Canada Environmental News
Currently showing last 100 links of 2,210
Oklahoma tornado rescue crews work through night
The storm killed at least 20 children and 31 adults, demolishing an elementary school and reducing homes to piles of splintered wood. Those numbers were expected to climb, officials said, as some media reported a death toll as high as 91 this morning.
Polar meltdown top challenge for Arctic Council
Ice melt, CO2 and council membership are among the top issues on the table as the Canadian-led Arctic Council of countries meets in Sweden. Here's our A-F list of agenda items for countries interested in the Arctic environment and resources.
Huge toxic algae bloom expected for Lake Erie
Heavy April showers are washing fertilizer off farm fields into the water in larger amounts, and those chemicals feed algae blooms that starve the lake of oxygen. Feeding on phosphorus, algae produces bad smells and toxins that are absorbed by underwater
Harper government amends environmental review requirements
The proposed changes would be part of amended regulations for new environmental laws, adopted last July, which have already cancelled about 3,000 investigations, by removing the triggers that required the assessments and replacing them with the list of pr

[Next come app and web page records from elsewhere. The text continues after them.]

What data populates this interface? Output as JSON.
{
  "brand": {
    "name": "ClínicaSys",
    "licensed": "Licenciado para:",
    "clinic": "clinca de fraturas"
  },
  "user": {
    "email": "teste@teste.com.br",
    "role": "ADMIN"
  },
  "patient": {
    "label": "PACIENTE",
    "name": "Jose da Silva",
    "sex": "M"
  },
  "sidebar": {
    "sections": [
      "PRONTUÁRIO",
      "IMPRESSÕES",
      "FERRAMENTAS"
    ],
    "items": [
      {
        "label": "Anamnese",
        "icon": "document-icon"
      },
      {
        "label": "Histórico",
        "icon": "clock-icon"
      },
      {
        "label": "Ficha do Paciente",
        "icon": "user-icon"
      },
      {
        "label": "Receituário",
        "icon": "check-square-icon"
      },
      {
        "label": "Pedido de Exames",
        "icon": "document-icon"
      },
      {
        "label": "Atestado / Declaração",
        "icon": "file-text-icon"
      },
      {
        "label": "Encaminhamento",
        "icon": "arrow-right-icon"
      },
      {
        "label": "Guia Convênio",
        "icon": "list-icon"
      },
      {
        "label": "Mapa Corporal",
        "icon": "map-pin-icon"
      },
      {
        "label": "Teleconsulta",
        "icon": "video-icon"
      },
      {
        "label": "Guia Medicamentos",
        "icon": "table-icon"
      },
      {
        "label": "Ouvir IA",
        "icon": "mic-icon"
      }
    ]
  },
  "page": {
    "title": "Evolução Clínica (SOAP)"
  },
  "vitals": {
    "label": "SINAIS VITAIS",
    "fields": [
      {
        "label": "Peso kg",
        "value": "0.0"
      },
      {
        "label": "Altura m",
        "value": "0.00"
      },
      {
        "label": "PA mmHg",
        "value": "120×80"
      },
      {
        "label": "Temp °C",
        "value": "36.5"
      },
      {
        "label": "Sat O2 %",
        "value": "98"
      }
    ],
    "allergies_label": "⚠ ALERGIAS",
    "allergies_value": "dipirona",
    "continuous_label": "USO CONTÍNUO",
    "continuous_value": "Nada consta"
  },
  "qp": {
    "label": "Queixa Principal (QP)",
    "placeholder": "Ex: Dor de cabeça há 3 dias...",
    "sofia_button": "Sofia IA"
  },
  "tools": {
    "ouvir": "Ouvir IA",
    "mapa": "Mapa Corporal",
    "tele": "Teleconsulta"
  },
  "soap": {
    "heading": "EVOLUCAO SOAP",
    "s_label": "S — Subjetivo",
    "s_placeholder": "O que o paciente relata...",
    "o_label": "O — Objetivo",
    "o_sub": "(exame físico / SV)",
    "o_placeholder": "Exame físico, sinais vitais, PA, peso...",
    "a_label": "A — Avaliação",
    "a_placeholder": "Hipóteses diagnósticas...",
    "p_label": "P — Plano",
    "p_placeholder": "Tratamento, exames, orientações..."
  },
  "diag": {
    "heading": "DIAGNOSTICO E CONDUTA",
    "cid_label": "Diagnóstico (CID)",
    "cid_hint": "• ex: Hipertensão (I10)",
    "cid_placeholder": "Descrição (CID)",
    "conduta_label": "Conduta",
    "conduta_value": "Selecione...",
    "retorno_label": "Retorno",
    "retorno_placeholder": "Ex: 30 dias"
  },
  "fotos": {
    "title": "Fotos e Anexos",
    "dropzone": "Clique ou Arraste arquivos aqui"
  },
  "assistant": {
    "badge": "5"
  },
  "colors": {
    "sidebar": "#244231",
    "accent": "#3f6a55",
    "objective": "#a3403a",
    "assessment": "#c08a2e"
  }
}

Alberta's carbon-tax windfall dilemma
Alberta’s proposal to dramatically increase its carbon tax on large industrial emitters stands to generate hundreds of millions of dollars per year in new revenues that could be used to help slash emissions.
But as the province contemplates the much st
Mountain pine beetle poised to ravage Eastern Canada
Billions of mountain pine beetles from B.C. are expected devastate forests in Ontario, Quebec and the Maritime provinces as they munch their way east over the next two decades, scientists predict in a new documentary.
New Exxon spill seeps into Keystone debate
Thousands of barrels of Alberta oil-sands crude –the same stuff destined for the controversial Keystone XL project –spilled into a suburban Arkansas neighbourhood over the weekend
Salmon farms near Campbell River capped for 7 years
Six months after the release of the Cohen Commission's final report on the decline of Fraser River sockeye salmon, the B.C. government says it will implement a number of the report's recommendations, including putting a cap on future open-net fish farms.
Monarch butterfly numbers drop by 'ominous' 59%
The number of Monarch butterflies making it to their winter refuge in Mexico dropped 59 per cent this year, falling to the lowest level since comparable record-keeping began 20 years ago, scientists reported Wednesday.
Heavy snow may be forcing boreal owls to starve
A wildlife biologist in Thunder Bay says the boreal owl population here has remained steady this winter even though naturalists in Minnesota say they have found many of the birds dead or ill.
Footlong Snails Are Taking Over the World | Motherboard
The snails are kind of terrifying, seeing as how they can grow up to a foot long, can weigh in at over two pounds, and are capable of eating over 500 different species. Oh yes, they can also lay 1,200 eggs a year, and have few natural enemies in many of t
Ancient Arctic camel offers climate change clues
Camels may be called the ships of the desert, but ancient, mummified bones dug from the tundra are confirming that the animals now synonymous with the arid sands of Arabia actually developed in what is now Canada's High Arctic.
Province announces early start to fire season
Although there’s still a blanket of snow covering most flammable debris in the Peace Country, the province announced an early start to the 2013 fire season. The early fire season started March 1 and encompasses the entire province; fire seasons typically
India's rice revolution
In a village in India's poorest state, farmers are growing world record amounts of rice – with no GM or herbicide. Is this a solution to world food shortages? John Vidal meets the farmers
Medicines flushed down toilets hurting fish: study
The Associated Press first reported in 2008 that the drinking water of at least 51 million Americans carries low concentrations of many common drugs. The findings were based on questionnaires sent to water utilities, which reported the presence of antibio
Back to Canada News